WHAT THIS TASK INVOLVES
Among the entries, which lines carry the string "styles"? Copy every one.

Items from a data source
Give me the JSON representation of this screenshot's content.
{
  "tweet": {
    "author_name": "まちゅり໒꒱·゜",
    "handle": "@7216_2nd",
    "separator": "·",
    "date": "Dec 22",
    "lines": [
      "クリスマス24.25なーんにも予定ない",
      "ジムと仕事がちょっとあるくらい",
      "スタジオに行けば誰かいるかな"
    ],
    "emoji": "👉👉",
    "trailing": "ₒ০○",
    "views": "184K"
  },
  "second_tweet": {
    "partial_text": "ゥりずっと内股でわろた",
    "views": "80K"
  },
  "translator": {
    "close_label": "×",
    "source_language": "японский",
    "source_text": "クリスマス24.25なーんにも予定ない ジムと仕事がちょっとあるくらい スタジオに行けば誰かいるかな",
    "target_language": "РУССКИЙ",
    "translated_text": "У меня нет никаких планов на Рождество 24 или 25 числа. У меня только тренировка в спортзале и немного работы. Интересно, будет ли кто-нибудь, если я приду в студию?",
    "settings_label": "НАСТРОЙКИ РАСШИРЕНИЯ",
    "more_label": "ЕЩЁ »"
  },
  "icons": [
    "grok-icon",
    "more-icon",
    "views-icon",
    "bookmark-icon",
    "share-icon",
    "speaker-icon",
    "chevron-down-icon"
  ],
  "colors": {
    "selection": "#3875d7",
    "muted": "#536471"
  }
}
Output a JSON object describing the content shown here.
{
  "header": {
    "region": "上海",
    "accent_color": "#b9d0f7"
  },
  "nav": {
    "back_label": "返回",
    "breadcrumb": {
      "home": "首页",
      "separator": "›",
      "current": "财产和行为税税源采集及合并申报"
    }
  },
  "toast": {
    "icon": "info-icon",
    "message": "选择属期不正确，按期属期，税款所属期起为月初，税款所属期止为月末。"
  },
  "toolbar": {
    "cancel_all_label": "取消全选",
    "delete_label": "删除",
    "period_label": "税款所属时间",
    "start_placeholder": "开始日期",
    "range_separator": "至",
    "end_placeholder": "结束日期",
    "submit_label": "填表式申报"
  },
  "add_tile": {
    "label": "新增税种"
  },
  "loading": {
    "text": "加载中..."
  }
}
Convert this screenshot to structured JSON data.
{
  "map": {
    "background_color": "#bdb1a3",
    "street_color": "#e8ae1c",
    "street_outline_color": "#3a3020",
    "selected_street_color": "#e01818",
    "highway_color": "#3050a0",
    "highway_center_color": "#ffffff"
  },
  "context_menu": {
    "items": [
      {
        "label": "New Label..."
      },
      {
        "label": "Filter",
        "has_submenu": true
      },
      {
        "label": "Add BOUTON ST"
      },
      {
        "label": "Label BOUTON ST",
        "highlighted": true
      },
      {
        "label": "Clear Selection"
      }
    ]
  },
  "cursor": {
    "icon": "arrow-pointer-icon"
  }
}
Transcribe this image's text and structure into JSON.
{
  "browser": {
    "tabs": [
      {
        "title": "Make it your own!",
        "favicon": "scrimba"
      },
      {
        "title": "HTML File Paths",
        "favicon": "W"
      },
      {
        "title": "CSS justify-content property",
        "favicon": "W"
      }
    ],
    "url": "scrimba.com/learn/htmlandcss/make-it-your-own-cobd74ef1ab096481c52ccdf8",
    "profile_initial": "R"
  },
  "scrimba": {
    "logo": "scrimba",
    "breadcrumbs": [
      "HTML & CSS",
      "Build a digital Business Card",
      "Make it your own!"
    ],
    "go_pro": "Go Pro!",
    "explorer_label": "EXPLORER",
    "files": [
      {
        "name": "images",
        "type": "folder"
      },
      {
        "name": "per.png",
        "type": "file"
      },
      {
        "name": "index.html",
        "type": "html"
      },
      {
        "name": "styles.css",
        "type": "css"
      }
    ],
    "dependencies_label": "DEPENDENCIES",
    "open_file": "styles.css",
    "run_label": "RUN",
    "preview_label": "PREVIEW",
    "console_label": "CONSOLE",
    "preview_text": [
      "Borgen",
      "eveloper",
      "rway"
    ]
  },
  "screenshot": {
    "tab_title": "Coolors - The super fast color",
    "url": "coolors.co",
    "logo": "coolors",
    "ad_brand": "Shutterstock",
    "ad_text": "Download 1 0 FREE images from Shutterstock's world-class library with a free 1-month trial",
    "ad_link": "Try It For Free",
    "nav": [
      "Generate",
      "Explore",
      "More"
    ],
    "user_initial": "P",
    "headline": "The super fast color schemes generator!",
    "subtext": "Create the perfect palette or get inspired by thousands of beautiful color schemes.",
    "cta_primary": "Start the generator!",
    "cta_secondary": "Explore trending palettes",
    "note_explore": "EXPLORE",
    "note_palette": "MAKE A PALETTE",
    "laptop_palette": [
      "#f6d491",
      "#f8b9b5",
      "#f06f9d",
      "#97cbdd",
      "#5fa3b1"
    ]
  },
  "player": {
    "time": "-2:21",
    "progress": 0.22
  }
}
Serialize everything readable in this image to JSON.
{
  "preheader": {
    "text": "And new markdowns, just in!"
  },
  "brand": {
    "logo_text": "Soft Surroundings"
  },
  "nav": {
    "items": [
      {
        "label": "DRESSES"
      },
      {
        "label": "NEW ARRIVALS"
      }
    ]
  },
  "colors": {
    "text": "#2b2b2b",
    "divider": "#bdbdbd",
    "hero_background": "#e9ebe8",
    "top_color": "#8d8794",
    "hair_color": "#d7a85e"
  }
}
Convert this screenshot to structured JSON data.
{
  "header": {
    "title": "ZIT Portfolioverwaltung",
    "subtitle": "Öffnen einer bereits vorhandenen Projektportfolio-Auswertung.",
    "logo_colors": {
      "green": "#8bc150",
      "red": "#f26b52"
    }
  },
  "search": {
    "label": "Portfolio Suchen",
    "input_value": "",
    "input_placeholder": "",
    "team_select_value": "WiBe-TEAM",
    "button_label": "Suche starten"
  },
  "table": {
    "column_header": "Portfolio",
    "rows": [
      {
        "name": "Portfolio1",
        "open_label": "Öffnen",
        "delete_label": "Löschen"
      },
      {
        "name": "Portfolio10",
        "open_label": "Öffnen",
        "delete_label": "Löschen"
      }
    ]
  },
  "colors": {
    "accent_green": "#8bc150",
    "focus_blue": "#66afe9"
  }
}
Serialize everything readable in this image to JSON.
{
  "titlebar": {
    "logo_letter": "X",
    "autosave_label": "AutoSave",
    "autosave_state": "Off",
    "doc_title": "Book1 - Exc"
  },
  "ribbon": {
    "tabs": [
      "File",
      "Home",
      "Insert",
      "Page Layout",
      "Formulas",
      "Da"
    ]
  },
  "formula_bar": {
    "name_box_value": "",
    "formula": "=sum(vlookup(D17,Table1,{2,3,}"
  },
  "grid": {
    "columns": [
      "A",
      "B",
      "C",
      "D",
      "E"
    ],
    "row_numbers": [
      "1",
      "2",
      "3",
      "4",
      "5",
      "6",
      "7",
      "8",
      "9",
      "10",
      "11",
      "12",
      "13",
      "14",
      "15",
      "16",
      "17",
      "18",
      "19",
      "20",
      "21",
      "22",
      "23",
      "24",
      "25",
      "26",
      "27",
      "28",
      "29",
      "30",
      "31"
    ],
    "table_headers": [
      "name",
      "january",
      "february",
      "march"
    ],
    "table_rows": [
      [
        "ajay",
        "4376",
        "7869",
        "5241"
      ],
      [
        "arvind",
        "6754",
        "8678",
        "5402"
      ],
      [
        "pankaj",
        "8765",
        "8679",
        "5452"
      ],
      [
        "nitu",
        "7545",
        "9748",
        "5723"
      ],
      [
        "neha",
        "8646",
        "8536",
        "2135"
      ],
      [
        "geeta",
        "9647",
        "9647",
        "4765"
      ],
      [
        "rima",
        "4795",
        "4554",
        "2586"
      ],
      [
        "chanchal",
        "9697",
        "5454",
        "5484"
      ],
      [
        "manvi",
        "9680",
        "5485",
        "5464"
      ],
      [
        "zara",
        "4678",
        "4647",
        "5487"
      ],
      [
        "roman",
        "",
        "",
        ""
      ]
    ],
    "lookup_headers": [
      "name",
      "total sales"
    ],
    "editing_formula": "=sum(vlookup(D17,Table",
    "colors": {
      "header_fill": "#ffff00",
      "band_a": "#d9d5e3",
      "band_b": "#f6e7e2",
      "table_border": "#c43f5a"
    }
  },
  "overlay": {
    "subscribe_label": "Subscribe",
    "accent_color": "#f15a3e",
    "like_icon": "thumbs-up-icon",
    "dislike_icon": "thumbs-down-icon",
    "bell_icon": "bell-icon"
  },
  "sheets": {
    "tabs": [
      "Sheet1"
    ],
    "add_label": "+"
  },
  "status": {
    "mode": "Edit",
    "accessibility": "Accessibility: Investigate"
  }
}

RESPONSE AREA
        "name": "styles.css",
    "open_file": "styles.css",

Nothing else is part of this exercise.